TASK DIRECTIONS: Which lines in the records below mention the word "region"? Copy each one out.

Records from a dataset
═══

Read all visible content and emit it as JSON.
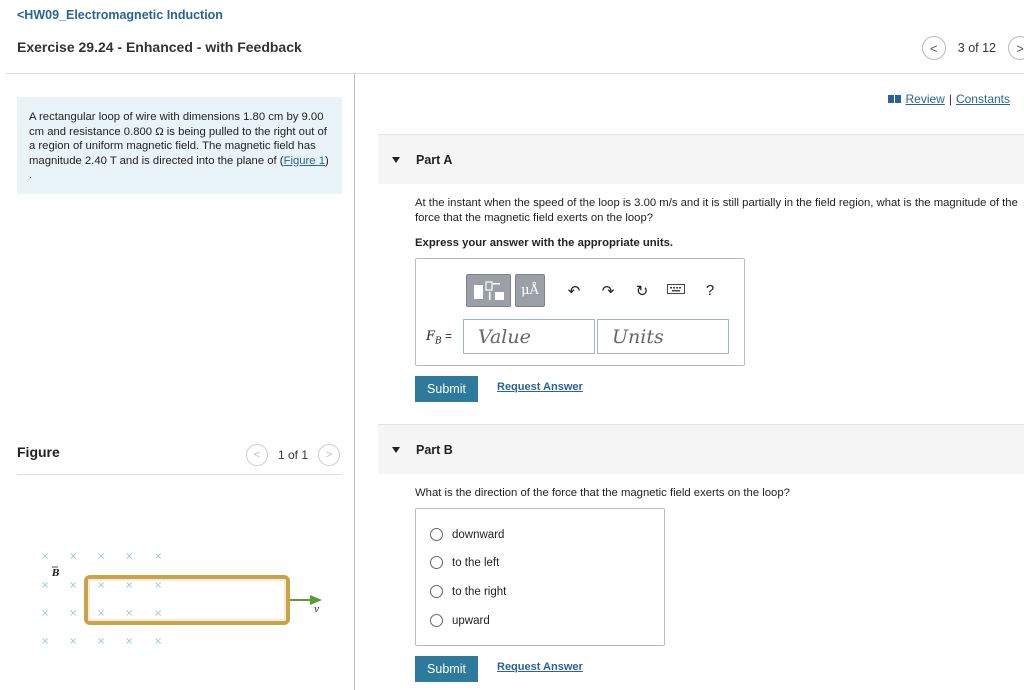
{
  "header": {
    "assignment_link": "<HW09_Electromagnetic Induction",
    "exercise_title": "Exercise 29.24 - Enhanced - with Feedback",
    "pager_prev": "<",
    "pager_count": "3 of 12",
    "pager_next": ">"
  },
  "problem": {
    "text_part1": "A rectangular loop of wire with dimensions 1.80 cm by 9.00 cm and resistance 0.800 Ω is being pulled to the right out of a region of uniform magnetic field. The magnetic field has magnitude 2.40 T and is directed into the plane of (",
    "figure_link": "Figure 1",
    "text_part2": ") ."
  },
  "figure": {
    "label": "Figure",
    "pager_prev": "<",
    "count": "1 of 1",
    "pager_next": ">",
    "field_label": "B",
    "velocity_label": "v",
    "field_mark": "×",
    "colors": {
      "field_x": "#8fc8e0",
      "loop": "#c9a24a",
      "arrow": "#5a9a3a"
    }
  },
  "review": {
    "review_label": "Review",
    "separator": "|",
    "constants_label": "Constants"
  },
  "partA": {
    "title": "Part A",
    "question": "At the instant when the speed of the loop is 3.00 m/s and it is still partially in the field region, what is the magnitude of the force that the magnetic field exerts on the loop?",
    "instruction": "Express your answer with the appropriate units.",
    "toolbar": {
      "units_button": "μÅ",
      "undo_icon": "↶",
      "redo_icon": "↷",
      "reset_icon": "↻",
      "keyboard_icon": "keyboard",
      "help": "?"
    },
    "variable_main": "F",
    "variable_sub": "B",
    "variable_eq": " =",
    "value_placeholder": "Value",
    "units_placeholder": "Units",
    "submit_label": "Submit",
    "request_answer_label": "Request Answer"
  },
  "partB": {
    "title": "Part B",
    "question": "What is the direction of the force that the magnetic field exerts on the loop?",
    "options": [
      "downward",
      "to the left",
      "to the right",
      "upward"
    ],
    "submit_label": "Submit",
    "request_answer_label": "Request Answer"
  }
}
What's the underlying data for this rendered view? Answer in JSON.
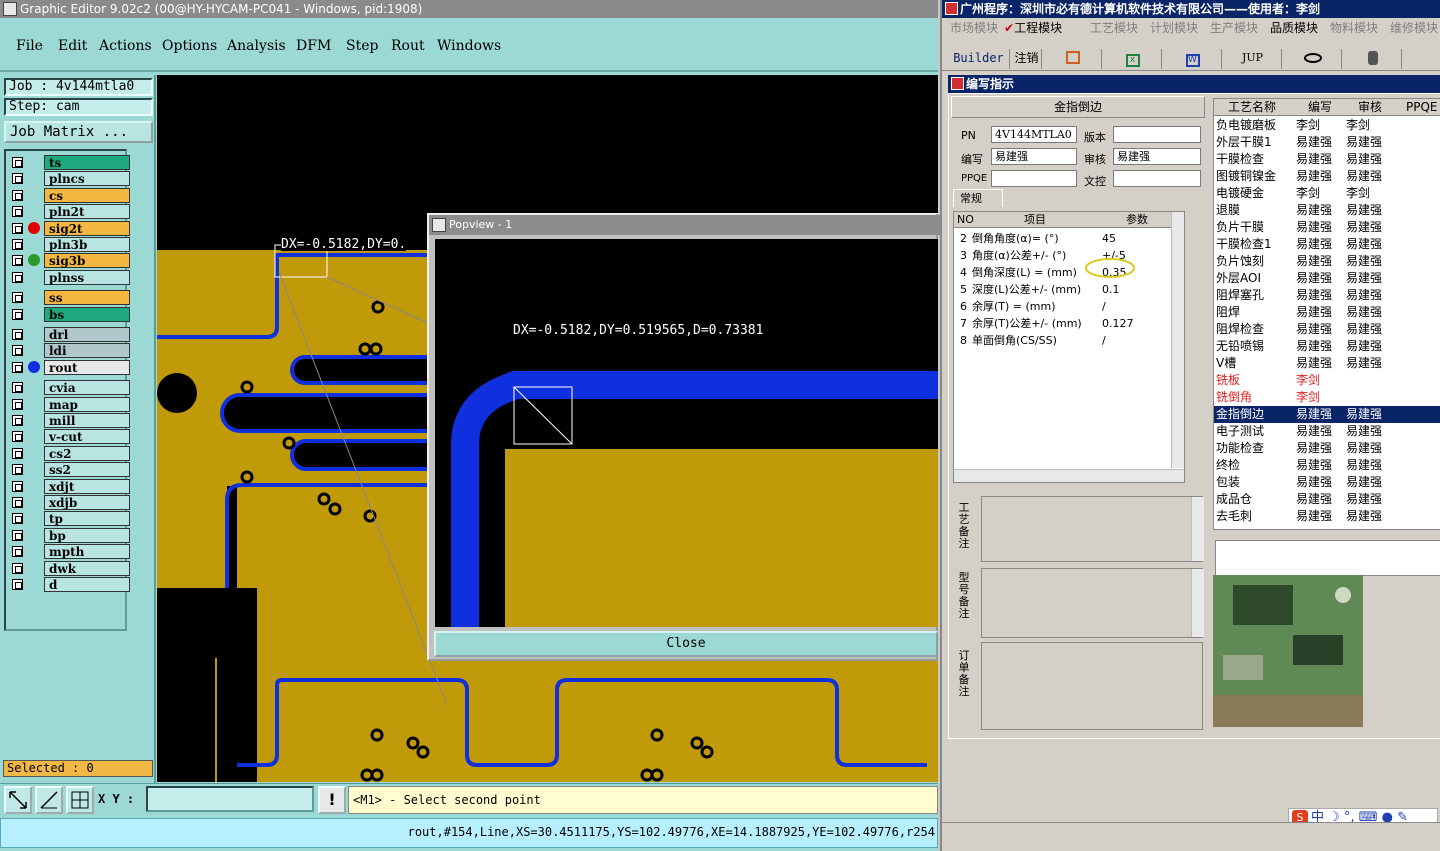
{
  "left_app": {
    "title": "Graphic Editor 9.02c2 (00@HY-HYCAM-PC041 - Windows, pid:1908)",
    "menu": [
      "File",
      "Edit",
      "Actions",
      "Options",
      "Analysis",
      "DFM",
      "Step",
      "Rout",
      "Windows"
    ],
    "job": "Job : 4v144mtla0",
    "step": "Step: cam",
    "job_matrix": "Job Matrix ...",
    "layers": [
      {
        "name": "ts",
        "color": "#1fa97e",
        "dot": ""
      },
      {
        "name": "plncs",
        "color": "#b8e4e1",
        "dot": ""
      },
      {
        "name": "cs",
        "color": "#f3b742",
        "dot": ""
      },
      {
        "name": "pln2t",
        "color": "#b8e4e1",
        "dot": ""
      },
      {
        "name": "sig2t",
        "color": "#f3b742",
        "dot": "#e00000"
      },
      {
        "name": "pln3b",
        "color": "#b8e4e1",
        "dot": ""
      },
      {
        "name": "sig3b",
        "color": "#f3b742",
        "dot": "#2a9a2a"
      },
      {
        "name": "plnss",
        "color": "#b8e4e1",
        "dot": ""
      },
      {
        "name": "ss",
        "color": "#f3b742",
        "dot": ""
      },
      {
        "name": "bs",
        "color": "#1fa97e",
        "dot": ""
      },
      {
        "name": "drl",
        "color": "#b0c8cc",
        "dot": ""
      },
      {
        "name": "ldi",
        "color": "#b0c8cc",
        "dot": ""
      },
      {
        "name": "rout",
        "color": "#e8e8e8",
        "dot": "#1030e0"
      },
      {
        "name": "cvia",
        "color": "#b8e4e1",
        "dot": ""
      },
      {
        "name": "map",
        "color": "#b8e4e1",
        "dot": ""
      },
      {
        "name": "mill",
        "color": "#b8e4e1",
        "dot": ""
      },
      {
        "name": "v-cut",
        "color": "#b8e4e1",
        "dot": ""
      },
      {
        "name": "cs2",
        "color": "#b8e4e1",
        "dot": ""
      },
      {
        "name": "ss2",
        "color": "#b8e4e1",
        "dot": ""
      },
      {
        "name": "xdjt",
        "color": "#b8e4e1",
        "dot": ""
      },
      {
        "name": "xdjb",
        "color": "#b8e4e1",
        "dot": ""
      },
      {
        "name": "tp",
        "color": "#b8e4e1",
        "dot": ""
      },
      {
        "name": "bp",
        "color": "#b8e4e1",
        "dot": ""
      },
      {
        "name": "mpth",
        "color": "#b8e4e1",
        "dot": ""
      },
      {
        "name": "dwk",
        "color": "#b8e4e1",
        "dot": ""
      },
      {
        "name": "d",
        "color": "#b8e4e1",
        "dot": ""
      }
    ],
    "selected": "Selected : 0",
    "canvas_measure_label": "DX=-0.5182,DY=0.",
    "popview": {
      "title": "Popview - 1",
      "measure": "DX=-0.5182,DY=0.519565,D=0.73381",
      "close": "Close"
    },
    "xy_label": "X Y :",
    "prompt": "<M1> - Select second point",
    "status_line": "rout,#154,Line,XS=30.4511175,YS=102.49776,XE=14.1887925,YE=102.49776,r254"
  },
  "right_app": {
    "title": "广州程序：深圳市必有德计算机软件技术有限公司——使用者：李剑",
    "modules": [
      "市场模块",
      "工程模块",
      "工艺模块",
      "计划模块",
      "生产模块",
      "品质模块",
      "物料模块",
      "维修模块"
    ],
    "toolbar": [
      "Builder",
      "注销",
      "JUP"
    ],
    "subtitle": "编写指示",
    "form_title": "金指倒边",
    "pn_label": "PN",
    "pn_value": "4V144MTLA0",
    "version_label": "版本",
    "version_value": "",
    "author_label": "编写",
    "author_value": "易建强",
    "reviewer_label": "审核",
    "reviewer_value": "易建强",
    "ppqe_label": "PPQE",
    "ppqe_value": "",
    "doc_label": "文控",
    "doc_value": "",
    "tab_normal": "常规",
    "param_headers": [
      "NO",
      "项目",
      "参数"
    ],
    "params": [
      {
        "no": "2",
        "item": "倒角角度(α)= (°)",
        "value": "45"
      },
      {
        "no": "3",
        "item": "角度(α)公差+/- (°)",
        "value": "+/-5"
      },
      {
        "no": "4",
        "item": "倒角深度(L) = (mm)",
        "value": "0.35"
      },
      {
        "no": "5",
        "item": "深度(L)公差+/- (mm)",
        "value": "0.1"
      },
      {
        "no": "6",
        "item": "余厚(T) = (mm)",
        "value": "/"
      },
      {
        "no": "7",
        "item": "余厚(T)公差+/- (mm)",
        "value": "0.127"
      },
      {
        "no": "8",
        "item": "单面倒角(CS/SS)",
        "value": "/"
      }
    ],
    "note_labels": [
      "工艺备注",
      "型号备注",
      "订单备注"
    ],
    "process_headers": [
      "工艺名称",
      "编写",
      "审核",
      "PPQE"
    ],
    "processes": [
      {
        "name": "负电镀磨板",
        "author": "李剑",
        "reviewer": "李剑",
        "red": false,
        "sel": false
      },
      {
        "name": "外层干膜1",
        "author": "易建强",
        "reviewer": "易建强",
        "red": false,
        "sel": false
      },
      {
        "name": "干膜检查",
        "author": "易建强",
        "reviewer": "易建强",
        "red": false,
        "sel": false
      },
      {
        "name": "图镀铜镍金",
        "author": "易建强",
        "reviewer": "易建强",
        "red": false,
        "sel": false
      },
      {
        "name": "电镀硬金",
        "author": "李剑",
        "reviewer": "李剑",
        "red": false,
        "sel": false
      },
      {
        "name": "退膜",
        "author": "易建强",
        "reviewer": "易建强",
        "red": false,
        "sel": false
      },
      {
        "name": "负片干膜",
        "author": "易建强",
        "reviewer": "易建强",
        "red": false,
        "sel": false
      },
      {
        "name": "干膜检查1",
        "author": "易建强",
        "reviewer": "易建强",
        "red": false,
        "sel": false
      },
      {
        "name": "负片蚀刻",
        "author": "易建强",
        "reviewer": "易建强",
        "red": false,
        "sel": false
      },
      {
        "name": "外层AOI",
        "author": "易建强",
        "reviewer": "易建强",
        "red": false,
        "sel": false
      },
      {
        "name": "阻焊塞孔",
        "author": "易建强",
        "reviewer": "易建强",
        "red": false,
        "sel": false
      },
      {
        "name": "阻焊",
        "author": "易建强",
        "reviewer": "易建强",
        "red": false,
        "sel": false
      },
      {
        "name": "阻焊检查",
        "author": "易建强",
        "reviewer": "易建强",
        "red": false,
        "sel": false
      },
      {
        "name": "无铅喷锡",
        "author": "易建强",
        "reviewer": "易建强",
        "red": false,
        "sel": false
      },
      {
        "name": "V槽",
        "author": "易建强",
        "reviewer": "易建强",
        "red": false,
        "sel": false
      },
      {
        "name": "铣板",
        "author": "李剑",
        "reviewer": "",
        "red": true,
        "sel": false
      },
      {
        "name": "铣倒角",
        "author": "李剑",
        "reviewer": "",
        "red": true,
        "sel": false
      },
      {
        "name": "金指倒边",
        "author": "易建强",
        "reviewer": "易建强",
        "red": false,
        "sel": true
      },
      {
        "name": "电子测试",
        "author": "易建强",
        "reviewer": "易建强",
        "red": false,
        "sel": false
      },
      {
        "name": "功能检查",
        "author": "易建强",
        "reviewer": "易建强",
        "red": false,
        "sel": false
      },
      {
        "name": "终检",
        "author": "易建强",
        "reviewer": "易建强",
        "red": false,
        "sel": false
      },
      {
        "name": "包装",
        "author": "易建强",
        "reviewer": "易建强",
        "red": false,
        "sel": false
      },
      {
        "name": "成品仓",
        "author": "易建强",
        "reviewer": "易建强",
        "red": false,
        "sel": false
      },
      {
        "name": "去毛刺",
        "author": "易建强",
        "reviewer": "易建强",
        "red": false,
        "sel": false
      }
    ],
    "ime_text": "中"
  }
}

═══

RESULT OF THE TASK:
    "text_part1": "A rectangular loop of wire with dimensions 1.80 cm by 9.00 cm and resistance 0.800 Ω is being pulled to the right out of a region of uniform magnetic field. The magnetic field has magnitude 2.40 T and is directed into the plane of (",
    "question": "At the instant when the speed of the loop is 3.00 m/s and it is still partially in the field region, what is the magnitude of the force that the magnetic field exerts on the loop?",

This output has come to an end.